BMW’s production problems highlight importance of closer collaboration

BMW production problems highlight need for OEMs to become better risk managers, says Vendigital’s Richard Gane

Following news that BMW halted production at a number of global manufacturing plants this week, OEMS are being warned to take a more structured and planned approach to managing supply chain risk.

The German car maker was unable to complete the production of new luxury vehicles at plants in Leipzig and Munich due to the under supply of a small but critical component used to make electrical-assisted steering systems. Plants in South Africa and China were also affected by the supply shortage.

Whilst disruption caused by a break in supply is not uncommon in the automotive industry, due to the focus on short supply chains and lean production methods, it is surprising that a high-volume supplier such as Bosch seems not to have adequate dual supply relationships in place. The industry’s reliance on just-in-time deliveries means that the effect of a break in supply can travel up the supply chain extremely quickly; causing substantial losses for OEMs. In this case, a sub-supplier in Italy, which produces casings for the steering component produced by Bosch is thought to be the cause of the problem.

Producing over 17,500 units per week of its 1-, 2-, 3- and 4- Series cars, BMW should expect to suffer losses in excess of 400m as a direct result of the disruption. However, depending on how quickly supplies can be restored, some of these losses could be recouped in just a few months by increasing overtime at its plants.

From a supply chain perspective, most OEMs prefer to establish single supply partnerships for key components such as steering systems and engines, particularly where there is open innovation and shared intellectual property involved. At this end of the supply chain, margins are more likely to have been ring-fenced and supply relationships tend to be more robust and enduring.

Tier one and two suppliers, on the other hand, are used to operating on lower margins where there is little slack in the system to cope with breaks in supply. Suppliers lower down the chain are less likely to have invested in skills and increasing production capacity; adding to the risk of disruption.

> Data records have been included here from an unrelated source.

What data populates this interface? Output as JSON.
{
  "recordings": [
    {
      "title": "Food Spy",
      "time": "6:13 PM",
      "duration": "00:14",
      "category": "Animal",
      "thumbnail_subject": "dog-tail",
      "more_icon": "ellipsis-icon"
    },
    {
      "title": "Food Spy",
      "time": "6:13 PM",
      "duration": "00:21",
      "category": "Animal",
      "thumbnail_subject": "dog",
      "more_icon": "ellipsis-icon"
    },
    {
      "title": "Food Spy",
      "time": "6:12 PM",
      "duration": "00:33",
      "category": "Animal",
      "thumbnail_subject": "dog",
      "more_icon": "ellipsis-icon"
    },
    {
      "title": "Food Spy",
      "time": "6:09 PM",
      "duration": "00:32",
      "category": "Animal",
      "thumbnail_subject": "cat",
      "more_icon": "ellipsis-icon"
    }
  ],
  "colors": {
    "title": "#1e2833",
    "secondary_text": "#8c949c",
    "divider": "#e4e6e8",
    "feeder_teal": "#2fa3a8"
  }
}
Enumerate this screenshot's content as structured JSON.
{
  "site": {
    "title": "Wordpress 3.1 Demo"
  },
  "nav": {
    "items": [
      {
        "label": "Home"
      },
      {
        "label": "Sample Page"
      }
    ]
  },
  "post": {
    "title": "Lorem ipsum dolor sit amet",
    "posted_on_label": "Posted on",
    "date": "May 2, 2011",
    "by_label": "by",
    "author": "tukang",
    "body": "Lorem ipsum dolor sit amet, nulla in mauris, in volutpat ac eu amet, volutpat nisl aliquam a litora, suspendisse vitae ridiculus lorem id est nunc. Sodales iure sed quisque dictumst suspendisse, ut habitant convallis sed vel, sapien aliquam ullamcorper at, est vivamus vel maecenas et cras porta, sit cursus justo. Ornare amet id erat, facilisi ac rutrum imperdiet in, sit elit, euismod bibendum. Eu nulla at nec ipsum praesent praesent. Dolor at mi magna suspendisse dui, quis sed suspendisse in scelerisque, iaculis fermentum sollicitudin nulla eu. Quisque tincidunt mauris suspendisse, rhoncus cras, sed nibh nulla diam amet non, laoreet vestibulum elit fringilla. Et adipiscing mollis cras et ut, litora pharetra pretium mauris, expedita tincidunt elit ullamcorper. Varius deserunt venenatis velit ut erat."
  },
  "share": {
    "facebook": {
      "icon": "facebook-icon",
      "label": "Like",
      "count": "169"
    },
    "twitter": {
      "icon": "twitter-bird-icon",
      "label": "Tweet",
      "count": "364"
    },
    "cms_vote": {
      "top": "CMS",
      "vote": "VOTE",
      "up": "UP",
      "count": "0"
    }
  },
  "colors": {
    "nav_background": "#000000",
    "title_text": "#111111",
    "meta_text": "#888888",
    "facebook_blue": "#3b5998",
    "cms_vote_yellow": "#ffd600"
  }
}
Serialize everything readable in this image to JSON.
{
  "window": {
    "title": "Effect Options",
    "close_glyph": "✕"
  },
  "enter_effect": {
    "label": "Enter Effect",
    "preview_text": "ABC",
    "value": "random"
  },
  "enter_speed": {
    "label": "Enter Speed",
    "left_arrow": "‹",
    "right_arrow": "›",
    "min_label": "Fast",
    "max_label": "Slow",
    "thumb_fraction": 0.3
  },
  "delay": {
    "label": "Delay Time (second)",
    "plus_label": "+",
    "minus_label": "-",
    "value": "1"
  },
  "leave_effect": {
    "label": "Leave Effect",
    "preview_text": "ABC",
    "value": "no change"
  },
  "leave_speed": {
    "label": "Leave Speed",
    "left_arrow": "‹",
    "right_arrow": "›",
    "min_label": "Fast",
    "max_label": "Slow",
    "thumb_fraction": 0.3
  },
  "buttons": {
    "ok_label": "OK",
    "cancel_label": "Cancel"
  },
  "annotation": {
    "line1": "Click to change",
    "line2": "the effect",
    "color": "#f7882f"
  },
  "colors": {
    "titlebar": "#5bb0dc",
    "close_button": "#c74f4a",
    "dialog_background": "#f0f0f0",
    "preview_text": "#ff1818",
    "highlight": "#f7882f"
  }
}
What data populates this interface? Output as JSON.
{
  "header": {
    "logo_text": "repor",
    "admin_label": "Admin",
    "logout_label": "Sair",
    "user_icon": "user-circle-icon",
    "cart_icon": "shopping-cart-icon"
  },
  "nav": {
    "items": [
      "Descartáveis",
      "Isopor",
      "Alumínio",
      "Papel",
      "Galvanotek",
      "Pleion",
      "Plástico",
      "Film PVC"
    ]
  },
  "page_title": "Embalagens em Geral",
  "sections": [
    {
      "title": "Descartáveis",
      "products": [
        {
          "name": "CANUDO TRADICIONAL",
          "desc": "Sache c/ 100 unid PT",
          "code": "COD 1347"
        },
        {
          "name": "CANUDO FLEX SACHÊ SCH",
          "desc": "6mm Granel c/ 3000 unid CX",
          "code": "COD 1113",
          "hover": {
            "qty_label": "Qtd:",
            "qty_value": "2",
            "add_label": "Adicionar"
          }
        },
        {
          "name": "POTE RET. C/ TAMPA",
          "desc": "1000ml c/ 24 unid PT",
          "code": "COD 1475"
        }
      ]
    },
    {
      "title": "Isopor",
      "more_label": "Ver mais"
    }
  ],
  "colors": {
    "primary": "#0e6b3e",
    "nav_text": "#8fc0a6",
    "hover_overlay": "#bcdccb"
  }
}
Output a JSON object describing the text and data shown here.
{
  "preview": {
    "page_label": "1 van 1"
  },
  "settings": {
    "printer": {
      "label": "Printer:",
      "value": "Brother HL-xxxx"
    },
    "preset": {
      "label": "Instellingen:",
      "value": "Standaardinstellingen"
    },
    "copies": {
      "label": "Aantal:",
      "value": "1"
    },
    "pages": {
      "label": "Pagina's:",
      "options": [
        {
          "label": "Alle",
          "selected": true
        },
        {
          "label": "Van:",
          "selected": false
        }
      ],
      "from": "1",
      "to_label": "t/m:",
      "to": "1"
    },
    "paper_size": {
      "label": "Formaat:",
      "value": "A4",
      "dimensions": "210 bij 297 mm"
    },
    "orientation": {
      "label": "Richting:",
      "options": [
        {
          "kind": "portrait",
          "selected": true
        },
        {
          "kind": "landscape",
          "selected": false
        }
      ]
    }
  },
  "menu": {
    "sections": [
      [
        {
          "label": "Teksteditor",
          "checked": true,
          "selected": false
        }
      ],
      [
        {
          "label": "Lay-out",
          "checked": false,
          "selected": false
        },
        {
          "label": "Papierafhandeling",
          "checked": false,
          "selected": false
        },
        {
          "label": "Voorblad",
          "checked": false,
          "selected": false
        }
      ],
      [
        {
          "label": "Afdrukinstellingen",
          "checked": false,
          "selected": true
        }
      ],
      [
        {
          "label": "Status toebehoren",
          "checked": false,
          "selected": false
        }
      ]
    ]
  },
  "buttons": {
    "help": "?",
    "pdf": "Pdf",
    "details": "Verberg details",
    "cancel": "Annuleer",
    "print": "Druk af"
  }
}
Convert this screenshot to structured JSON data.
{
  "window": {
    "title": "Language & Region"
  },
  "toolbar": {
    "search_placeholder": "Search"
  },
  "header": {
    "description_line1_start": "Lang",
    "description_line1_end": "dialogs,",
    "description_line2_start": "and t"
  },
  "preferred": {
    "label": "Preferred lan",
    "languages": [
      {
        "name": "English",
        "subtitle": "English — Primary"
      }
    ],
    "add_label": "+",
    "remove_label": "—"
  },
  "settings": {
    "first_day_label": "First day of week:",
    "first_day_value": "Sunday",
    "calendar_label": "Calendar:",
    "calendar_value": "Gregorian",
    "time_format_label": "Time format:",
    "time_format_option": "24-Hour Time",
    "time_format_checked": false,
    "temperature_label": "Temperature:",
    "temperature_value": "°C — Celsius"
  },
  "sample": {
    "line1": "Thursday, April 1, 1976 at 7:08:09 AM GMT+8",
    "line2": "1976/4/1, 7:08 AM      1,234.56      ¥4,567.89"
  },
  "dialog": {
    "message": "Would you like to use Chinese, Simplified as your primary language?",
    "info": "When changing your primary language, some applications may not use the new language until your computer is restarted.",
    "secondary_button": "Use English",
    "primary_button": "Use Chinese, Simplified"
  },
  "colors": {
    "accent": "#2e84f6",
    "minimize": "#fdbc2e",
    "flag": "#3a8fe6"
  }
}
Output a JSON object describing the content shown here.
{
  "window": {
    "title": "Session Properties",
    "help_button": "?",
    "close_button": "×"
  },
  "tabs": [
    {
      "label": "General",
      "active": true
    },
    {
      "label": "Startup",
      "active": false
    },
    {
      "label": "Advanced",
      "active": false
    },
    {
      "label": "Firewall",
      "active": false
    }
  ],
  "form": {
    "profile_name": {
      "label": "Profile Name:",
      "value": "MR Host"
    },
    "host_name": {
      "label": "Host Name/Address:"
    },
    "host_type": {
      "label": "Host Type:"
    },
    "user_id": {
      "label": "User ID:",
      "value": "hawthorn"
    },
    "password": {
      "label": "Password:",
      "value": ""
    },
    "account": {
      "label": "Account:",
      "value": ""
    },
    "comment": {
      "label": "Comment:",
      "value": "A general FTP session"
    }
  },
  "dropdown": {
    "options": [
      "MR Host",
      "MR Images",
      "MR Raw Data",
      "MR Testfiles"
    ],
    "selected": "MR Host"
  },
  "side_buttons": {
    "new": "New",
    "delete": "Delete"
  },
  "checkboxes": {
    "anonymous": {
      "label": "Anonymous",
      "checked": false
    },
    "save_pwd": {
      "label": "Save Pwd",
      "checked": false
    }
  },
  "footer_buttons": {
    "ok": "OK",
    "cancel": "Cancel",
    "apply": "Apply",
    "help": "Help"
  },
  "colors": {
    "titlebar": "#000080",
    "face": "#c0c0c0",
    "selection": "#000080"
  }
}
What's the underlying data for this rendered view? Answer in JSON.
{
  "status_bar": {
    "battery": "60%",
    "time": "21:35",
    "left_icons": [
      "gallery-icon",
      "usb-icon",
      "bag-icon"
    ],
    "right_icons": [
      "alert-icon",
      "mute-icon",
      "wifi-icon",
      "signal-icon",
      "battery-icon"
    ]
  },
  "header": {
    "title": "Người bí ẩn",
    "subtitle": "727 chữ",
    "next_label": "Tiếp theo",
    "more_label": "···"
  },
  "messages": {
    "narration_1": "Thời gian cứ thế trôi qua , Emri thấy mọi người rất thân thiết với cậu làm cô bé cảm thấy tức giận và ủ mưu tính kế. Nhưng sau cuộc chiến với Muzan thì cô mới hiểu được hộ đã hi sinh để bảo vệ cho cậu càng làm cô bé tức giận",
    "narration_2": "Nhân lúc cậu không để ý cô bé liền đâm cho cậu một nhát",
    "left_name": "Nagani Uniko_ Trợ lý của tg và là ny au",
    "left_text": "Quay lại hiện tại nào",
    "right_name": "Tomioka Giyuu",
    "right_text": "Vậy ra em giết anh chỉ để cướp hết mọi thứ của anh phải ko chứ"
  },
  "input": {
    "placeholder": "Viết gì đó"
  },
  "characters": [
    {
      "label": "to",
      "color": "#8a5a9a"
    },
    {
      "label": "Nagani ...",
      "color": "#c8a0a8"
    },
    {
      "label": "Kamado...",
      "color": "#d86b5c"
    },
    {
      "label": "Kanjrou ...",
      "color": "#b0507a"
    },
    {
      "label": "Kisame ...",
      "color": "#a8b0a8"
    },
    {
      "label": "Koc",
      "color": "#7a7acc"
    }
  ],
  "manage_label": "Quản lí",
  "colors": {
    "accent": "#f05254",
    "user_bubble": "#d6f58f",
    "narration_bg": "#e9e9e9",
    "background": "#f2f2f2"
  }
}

Tier one and two suppliers could mitigate the risk of disruption by doing more to change the balance of power in their supply chain relationships. They should be working more closely with suppliers further down the chain to understand the issues they are facing and to ensure they are capable of meeting demands and fulfilling quality standards. As an extra layer of protection, they could also consider dual sourcing where appropriate, so there is extra capacity to utilise if needed.

BMW is one of a series of vehicle manufacturers to have been affected by supply chain disruptions recently. Last year, VW faced disruption due to a dispute over payments with one of its suppliers, Prevent Group. Around the same time, Aston Martin was forced to recall over 6,000 vehicles in the US due to technical problems with its door locking systems.

At a time of geopolitical uncertainty in Europe and the rest of the world, it is increasingly important that OEMs and suppliers collaborate and aim to strike long-term partnerships that are rooted in a deep understanding of the challenges posed by the marketplace. In a world of heightened risk, where levels of demand can’t be relied upon from one month to the next, it no longer makes sense to negotiate hard on price without taking into account the pressure this places on suppliers further down the chain and value needs to be shared more evenly.

If BMW heeds the warning and encourages tier one suppliers to take a more holistic approach to supply chain management, this week’s disruption could be a one off.

Richard Gane is director and automotive sector specialist at supply chain firm, Vendigital